(Page and application data records)
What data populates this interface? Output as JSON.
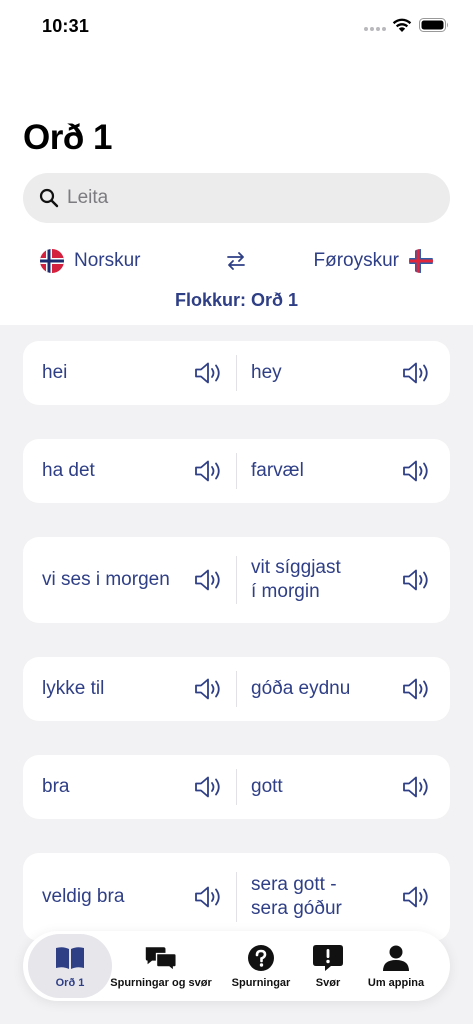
{
  "status": {
    "time": "10:31"
  },
  "page": {
    "title": "Orð 1"
  },
  "search": {
    "placeholder": "Leita"
  },
  "languages": {
    "left": "Norskur",
    "right": "Føroyskur",
    "left_flag_icon": "norway-flag-icon",
    "right_flag_icon": "faroe-flag-icon",
    "swap_icon": "swap-arrows-icon"
  },
  "group": {
    "label": "Flokkur: Orð 1"
  },
  "words": [
    {
      "left": "hei",
      "right": "hey"
    },
    {
      "left": "ha det",
      "right": "farvæl"
    },
    {
      "left": "vi ses i morgen",
      "right": "vit síggjast\ní morgin"
    },
    {
      "left": "lykke til",
      "right": "góða eydnu"
    },
    {
      "left": "bra",
      "right": "gott"
    },
    {
      "left": "veldig bra",
      "right": "sera gott -\nsera góður"
    }
  ],
  "tabs": [
    {
      "label": "Orð 1",
      "icon": "book-icon",
      "active": true
    },
    {
      "label": "Spurningar og svør",
      "icon": "chat-bubbles-icon",
      "active": false
    },
    {
      "label": "Spurningar",
      "icon": "question-circle-icon",
      "active": false
    },
    {
      "label": "Svør",
      "icon": "exclamation-bubble-icon",
      "active": false
    },
    {
      "label": "Um appina",
      "icon": "person-icon",
      "active": false
    }
  ],
  "colors": {
    "accent": "#2f3f86",
    "background": "#f2f2f4",
    "card": "#ffffff"
  }
}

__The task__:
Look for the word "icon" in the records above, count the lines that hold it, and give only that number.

__Your solution__:
8